Tom DiGrazia

With over a decade and a half of professional design experience, Tom brings his knowledge of design principles and focus on user experience to every aspect of his contribution to TTG. Paying special attention to each client’s brand, personalized needs and individual interests, he strives to create compelling concepts utilizing intuitive and highly-refined design solutions. In addition to traditional and digital design work and oversight at TTG, Tom also boasts a wide portfolio of web development projects with the company, allowing him to stretch his CSS and HTML skills across multiple platforms and disciplines. He feels that being a designer in the digital landscape of websites, eCommerce solutions, email marketing platforms and social media, it is important to understand the code that goes into these areas as it assists his ability to tailor designs specifically targeted to achieve the best end result and further builds understanding and communication with backend development teams.

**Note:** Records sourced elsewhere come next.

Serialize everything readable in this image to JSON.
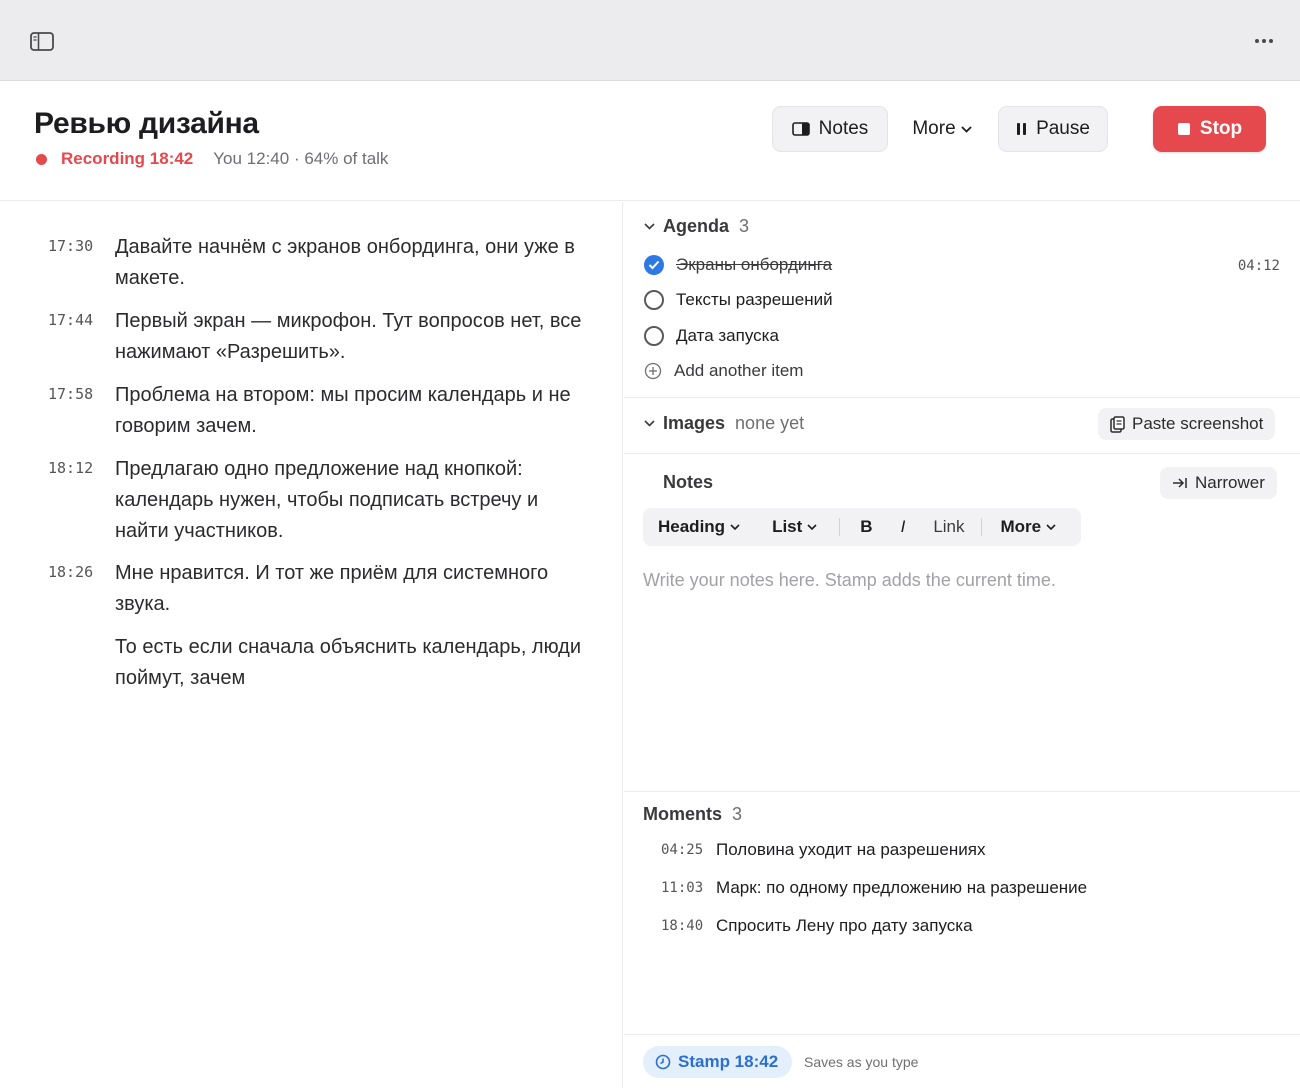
{
  "window": {
    "more_label": "..."
  },
  "header": {
    "title": "Ревью дизайна",
    "recording": "Recording 18:42",
    "talk_stats": "You 12:40 · 64% of talk",
    "buttons": {
      "notes": "Notes",
      "more": "More",
      "pause": "Pause",
      "stop": "Stop"
    }
  },
  "transcript": [
    {
      "time": "17:30",
      "text": "Давайте начнём с экранов онбординга, они уже в макете."
    },
    {
      "time": "17:44",
      "text": "Первый экран — микрофон. Тут вопросов нет, все нажимают «Разрешить»."
    },
    {
      "time": "17:58",
      "text": "Проблема на втором: мы просим календарь и не говорим зачем."
    },
    {
      "time": "18:12",
      "text": "Предлагаю одно предложение над кнопкой: календарь нужен, чтобы подписать встречу и найти участников."
    },
    {
      "time": "18:26",
      "text": "Мне нравится. И тот же приём для системного звука."
    },
    {
      "time": "",
      "text": "То есть если сначала объяснить календарь, люди поймут, зачем"
    }
  ],
  "agenda": {
    "title": "Agenda",
    "count": "3",
    "items": [
      {
        "label": "Экраны онбординга",
        "done": true,
        "time": "04:12"
      },
      {
        "label": "Тексты разрешений",
        "done": false
      },
      {
        "label": "Дата запуска",
        "done": false
      }
    ],
    "add_label": "Add another item"
  },
  "images": {
    "title": "Images",
    "status": "none yet",
    "paste_label": "Paste screenshot"
  },
  "notes": {
    "title": "Notes",
    "narrower_label": "Narrower",
    "toolbar": {
      "heading": "Heading",
      "list": "List",
      "bold": "B",
      "italic": "I",
      "link": "Link",
      "more": "More"
    },
    "placeholder": "Write your notes here. Stamp adds the current time."
  },
  "moments": {
    "title": "Moments",
    "count": "3",
    "items": [
      {
        "time": "04:25",
        "text": "Половина уходит на разрешениях"
      },
      {
        "time": "11:03",
        "text": "Марк: по одному предложению на разрешение"
      },
      {
        "time": "18:40",
        "text": "Спросить Лену про дату запуска"
      }
    ]
  },
  "footer": {
    "stamp_label": "Stamp 18:42",
    "saves_text": "Saves as you type"
  },
  "colors": {
    "accent_red": "#e5484d",
    "accent_blue": "#2c78e4",
    "stamp_bg": "#e4effc"
  }
}
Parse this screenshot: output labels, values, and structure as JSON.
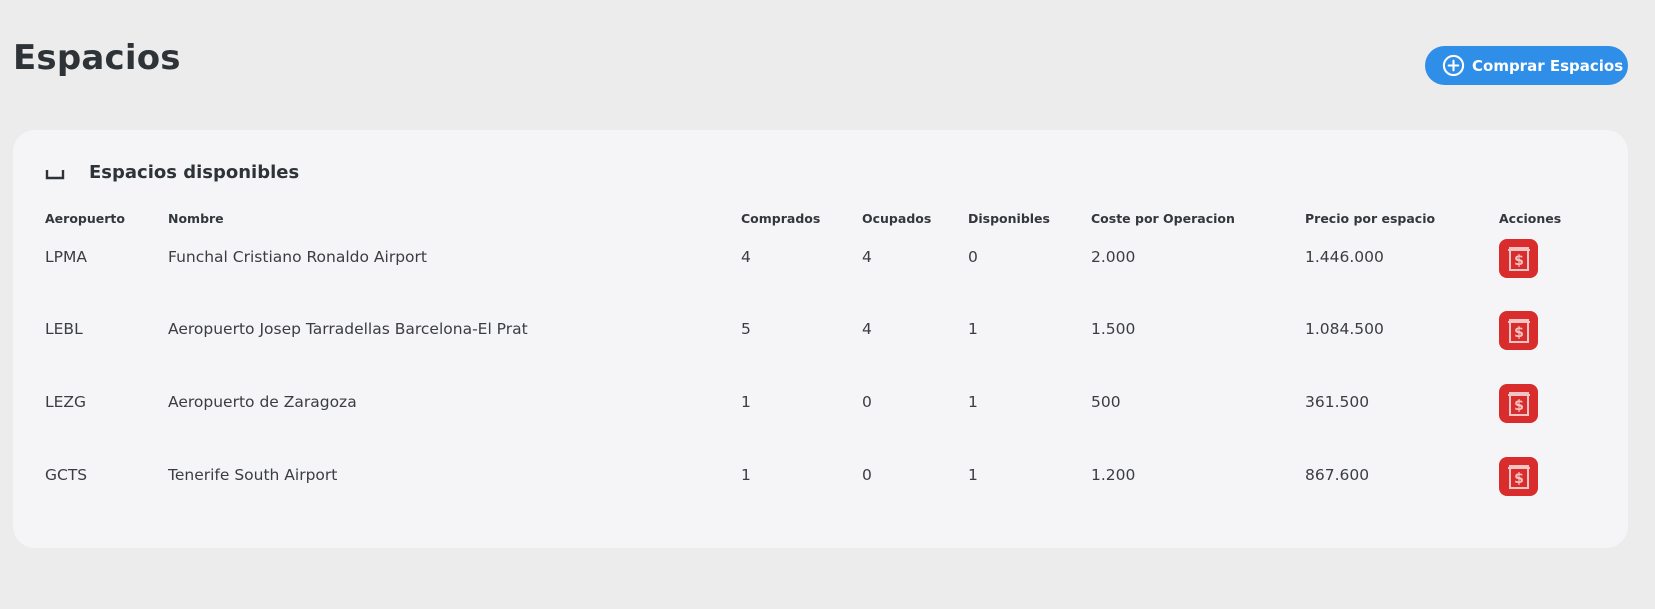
{
  "page": {
    "title": "Espacios"
  },
  "header": {
    "buy_button_label": "Comprar Espacios",
    "buy_button_icon": "plus-circle-icon"
  },
  "card": {
    "title": "Espacios disponibles",
    "title_icon": "space-bar-icon"
  },
  "table": {
    "columns": [
      "Aeropuerto",
      "Nombre",
      "Comprados",
      "Ocupados",
      "Disponibles",
      "Coste por Operacion",
      "Precio por espacio",
      "Acciones"
    ],
    "rows": [
      {
        "aeropuerto": "LPMA",
        "nombre": "Funchal Cristiano Ronaldo Airport",
        "comprados": "4",
        "ocupados": "4",
        "disponibles": "0",
        "coste": "2.000",
        "precio": "1.446.000",
        "action_icon": "money-bill-icon"
      },
      {
        "aeropuerto": "LEBL",
        "nombre": "Aeropuerto Josep Tarradellas Barcelona-El Prat",
        "comprados": "5",
        "ocupados": "4",
        "disponibles": "1",
        "coste": "1.500",
        "precio": "1.084.500",
        "action_icon": "money-bill-icon"
      },
      {
        "aeropuerto": "LEZG",
        "nombre": "Aeropuerto de Zaragoza",
        "comprados": "1",
        "ocupados": "0",
        "disponibles": "1",
        "coste": "500",
        "precio": "361.500",
        "action_icon": "money-bill-icon"
      },
      {
        "aeropuerto": "GCTS",
        "nombre": "Tenerife South Airport",
        "comprados": "1",
        "ocupados": "0",
        "disponibles": "1",
        "coste": "1.200",
        "precio": "867.600",
        "action_icon": "money-bill-icon"
      }
    ]
  },
  "colors": {
    "background": "#ececec",
    "card": "#f5f5f7",
    "primary": "#2f8fe8",
    "danger": "#d92c2c",
    "text": "#2f3237"
  }
}
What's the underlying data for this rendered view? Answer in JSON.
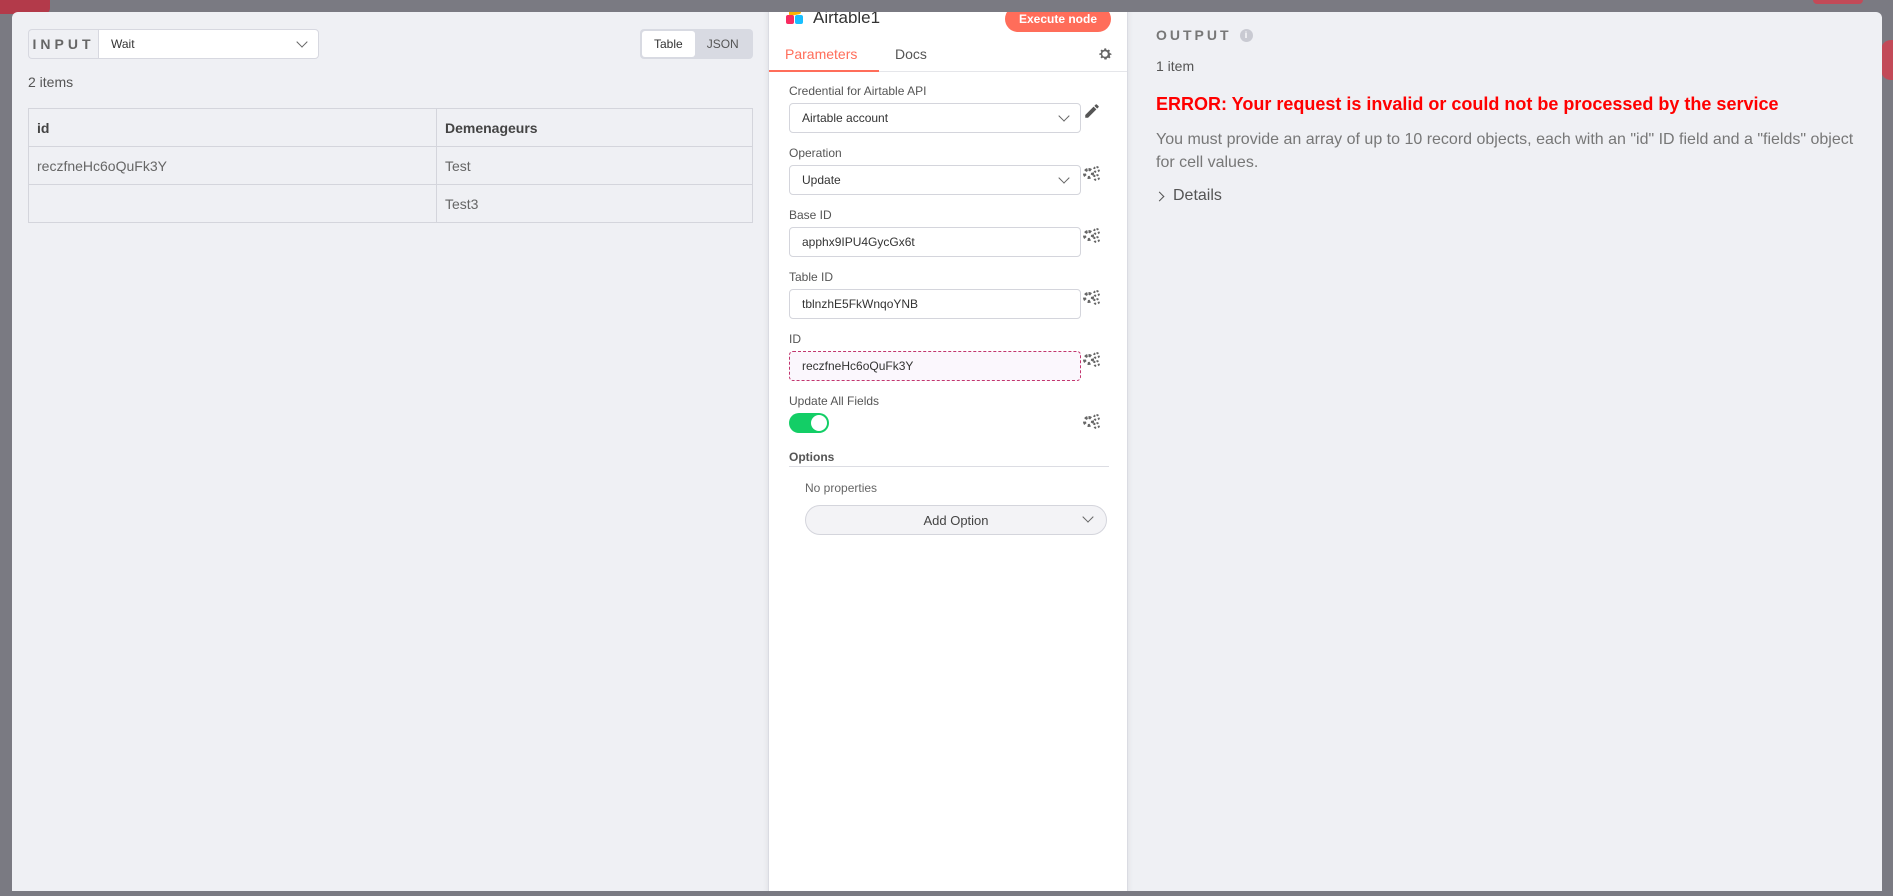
{
  "input": {
    "label": "INPUT",
    "selected_node": "Wait",
    "view_options": [
      "Table",
      "JSON"
    ],
    "active_view": "Table",
    "items_count": "2 items",
    "table": {
      "headers": [
        "id",
        "Demenageurs"
      ],
      "rows": [
        [
          "reczfneHc6oQuFk3Y",
          "Test"
        ],
        [
          "",
          "Test3"
        ]
      ]
    }
  },
  "node": {
    "name": "Airtable1",
    "execute_label": "Execute node",
    "tabs": [
      "Parameters",
      "Docs"
    ],
    "active_tab": "Parameters",
    "params": {
      "credential": {
        "label": "Credential for Airtable API",
        "value": "Airtable account"
      },
      "operation": {
        "label": "Operation",
        "value": "Update"
      },
      "base_id": {
        "label": "Base ID",
        "value": "apphx9IPU4GycGx6t"
      },
      "table_id": {
        "label": "Table ID",
        "value": "tblnzhE5FkWnqoYNB"
      },
      "id": {
        "label": "ID",
        "value": "reczfneHc6oQuFk3Y"
      },
      "update_all": {
        "label": "Update All Fields",
        "value": true
      }
    },
    "options": {
      "title": "Options",
      "empty": "No properties",
      "add_label": "Add Option"
    }
  },
  "output": {
    "label": "OUTPUT",
    "items_count": "1 item",
    "error_title": "ERROR: Your request is invalid or could not be processed by the service",
    "error_description": "You must provide an array of up to 10 record objects, each with an \"id\" ID field and a \"fields\" object for cell values.",
    "details_label": "Details"
  },
  "colors": {
    "accent": "#ff6d5a",
    "error": "#ff0000",
    "toggle_on": "#13ce66"
  }
}
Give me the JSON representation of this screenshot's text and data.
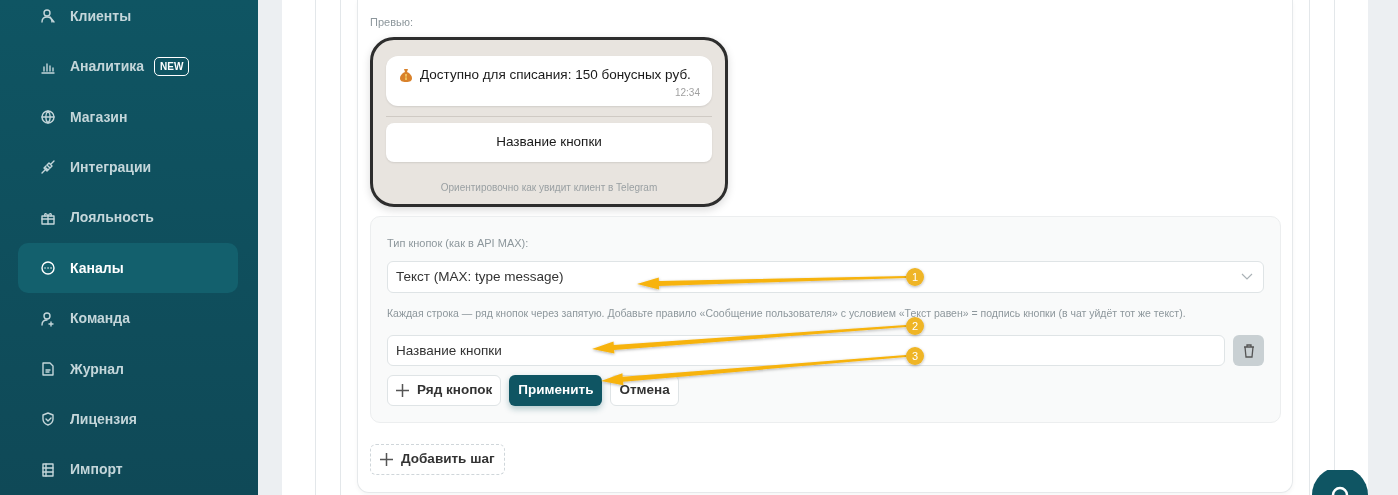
{
  "sidebar": {
    "items": [
      {
        "label": "Клиенты",
        "selected": false
      },
      {
        "label": "Аналитика",
        "badge": "NEW",
        "selected": false
      },
      {
        "label": "Магазин",
        "selected": false
      },
      {
        "label": "Интеграции",
        "selected": false
      },
      {
        "label": "Лояльность",
        "selected": false
      },
      {
        "label": "Каналы",
        "selected": true
      },
      {
        "label": "Команда",
        "selected": false
      },
      {
        "label": "Журнал",
        "selected": false
      },
      {
        "label": "Лицензия",
        "selected": false
      },
      {
        "label": "Импорт",
        "selected": false
      }
    ]
  },
  "preview": {
    "label": "Превью:",
    "message": "Доступно для списания: 150 бонусных руб.",
    "time": "12:34",
    "button": "Название кнопки",
    "caption": "Ориентировочно как увидит клиент в Telegram"
  },
  "button_settings": {
    "type_label": "Тип кнопок (как в API MAX):",
    "type_value": "Текст (MAX: type message)",
    "hint": "Каждая строка — ряд кнопок через запятую. Добавьте правило «Сообщение пользователя» с условием «Текст равен» = подпись кнопки (в чат уйдёт тот же текст).",
    "rows": [
      {
        "value": "Название кнопки"
      }
    ],
    "add_row": "Ряд кнопок",
    "apply": "Применить",
    "cancel": "Отмена"
  },
  "add_step": "Добавить шаг",
  "annotations": [
    {
      "number": "1"
    },
    {
      "number": "2"
    },
    {
      "number": "3"
    }
  ]
}
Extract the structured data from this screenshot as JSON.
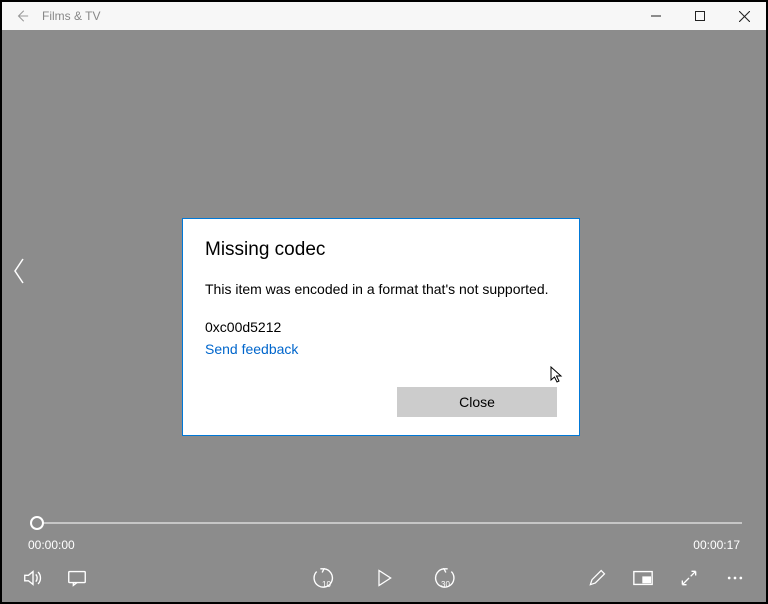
{
  "titlebar": {
    "app_title": "Films & TV"
  },
  "dialog": {
    "heading": "Missing codec",
    "message": "This item was encoded in a format that's not supported.",
    "error_code": "0xc00d5212",
    "feedback_link": "Send feedback",
    "close_label": "Close"
  },
  "player": {
    "current_time": "00:00:00",
    "total_time": "00:00:17",
    "skip_back_seconds": "10",
    "skip_forward_seconds": "30"
  }
}
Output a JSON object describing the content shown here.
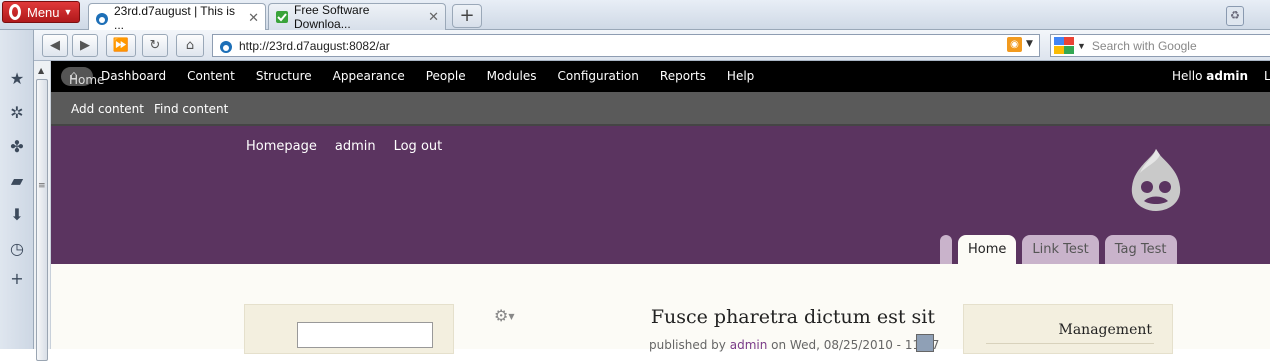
{
  "browser": {
    "menu_label": "Menu",
    "tabs": [
      {
        "title": "23rd.d7august | This is ...",
        "active": true
      },
      {
        "title": "Free Software Downloa...",
        "active": false
      }
    ],
    "url": "http://23rd.d7august:8082/ar",
    "search_placeholder": "Search with Google"
  },
  "toolbar": {
    "home_label": "Home",
    "menu": [
      "Dashboard",
      "Content",
      "Structure",
      "Appearance",
      "People",
      "Modules",
      "Configuration",
      "Reports",
      "Help"
    ],
    "hello_prefix": "Hello ",
    "user": "admin",
    "logout_partial": "L"
  },
  "shortcuts": [
    "Add content",
    "Find content"
  ],
  "site": {
    "secondary_nav": [
      "Homepage",
      "admin",
      "Log out"
    ],
    "primary_tabs": [
      "Home",
      "Link Test",
      "Tag Test"
    ]
  },
  "node": {
    "title": "Fusce pharetra dictum est sit",
    "submitted_prefix": "published by ",
    "author": "admin",
    "submitted_suffix": " on Wed, 08/25/2010 - 11:37"
  },
  "sidebar_right": {
    "block_title": "Management"
  },
  "colors": {
    "header": "#5b3460",
    "toolbar": "#000000",
    "shortcuts": "#5a5a5a",
    "content_bg": "#fcfbf6"
  }
}
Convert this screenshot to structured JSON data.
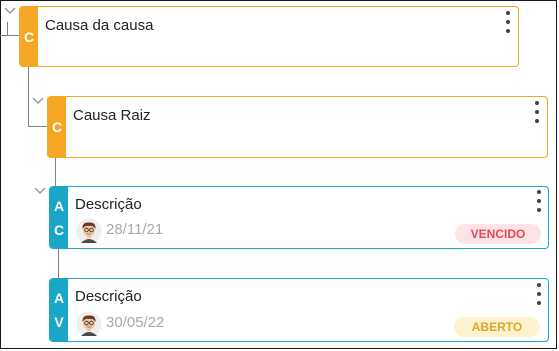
{
  "nodes": [
    {
      "title": "Causa da causa",
      "type_letters": [
        "C"
      ],
      "accent": "#f5a623"
    },
    {
      "title": "Causa Raiz",
      "type_letters": [
        "C"
      ],
      "accent": "#f5a623"
    },
    {
      "title": "Descrição",
      "type_letters": [
        "A",
        "C"
      ],
      "accent": "#1aa6c8",
      "date": "28/11/21",
      "status": "VENCIDO",
      "status_color": "#e24b5a",
      "status_bg": "#fde3e6"
    },
    {
      "title": "Descrição",
      "type_letters": [
        "A",
        "V"
      ],
      "accent": "#1aa6c8",
      "date": "30/05/22",
      "status": "ABERTO",
      "status_color": "#e0a82a",
      "status_bg": "#fdf2cf"
    }
  ],
  "icons": {
    "expand": "chevron-down-icon",
    "menu": "more-vertical-icon",
    "avatar": "user-avatar"
  }
}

In his off hours, Tom is an avid pop culture enthusiast, staying up to date on the latest shows, films, comics and games. He can also typically be found taking part in a whole host of artistic activities that help him further stretch his creative legs. Regardless of the activity, Tom is always accompanied by his dog, Eli, and his cat, Tib.

Specialties:
Design, Photography, Illustration, Digital Imagery Manipulation, Wesbite Development

Platforms/Tools:
Photoshop, Illustrator, InDesign, Lightroom, HTML/CSS, Wordpress

Analyst/Strategist

Courtney Dumont

As Senior Marketing Strategist & Analyst at Technology Therapy Group, Courtney is energized by the ability to flex both her left and right brain daily. Courtney discovered her passion for Marketing at Bryant University, where she spearheaded research on students’ perceptions of Social Media Marketing for her Honors Capstone Project. After graduating Bryant in 2012, she joined the Technology Therapy team, where she’s honed her skills in social media, search and social advertising, email marketing, SEO, and more.

Since joining the team, Courtney has created digital marketing strategies and managed campaigns for clients across the country, ranging from plastic surgery centers, to jewelry stores, to construction companies. With a cohesive, cross-channel approach and a focus on data-driven decision making, she has increased their leads by up to 217%. But Courtney doesn’t leave her zeal for social media at the office; she also runs a local foodie Instagram account with her husband to document their meals across Rhode Island and beyond. Check them out: @hoppilyfed.

Specialties:
Marketing Strategy, Data Analysis, Google Ads, Facebook Ads, Social Media

Platforms/Tools:
Google Analytics, Google Ads, Facebook Ads, Facebook Creator Studio, Instagram, Klaviyo, Mailchimp, Emma Mail, Google Data Studio, WordPress, YouTube, LinkedIn, Facebook, Microsoft Office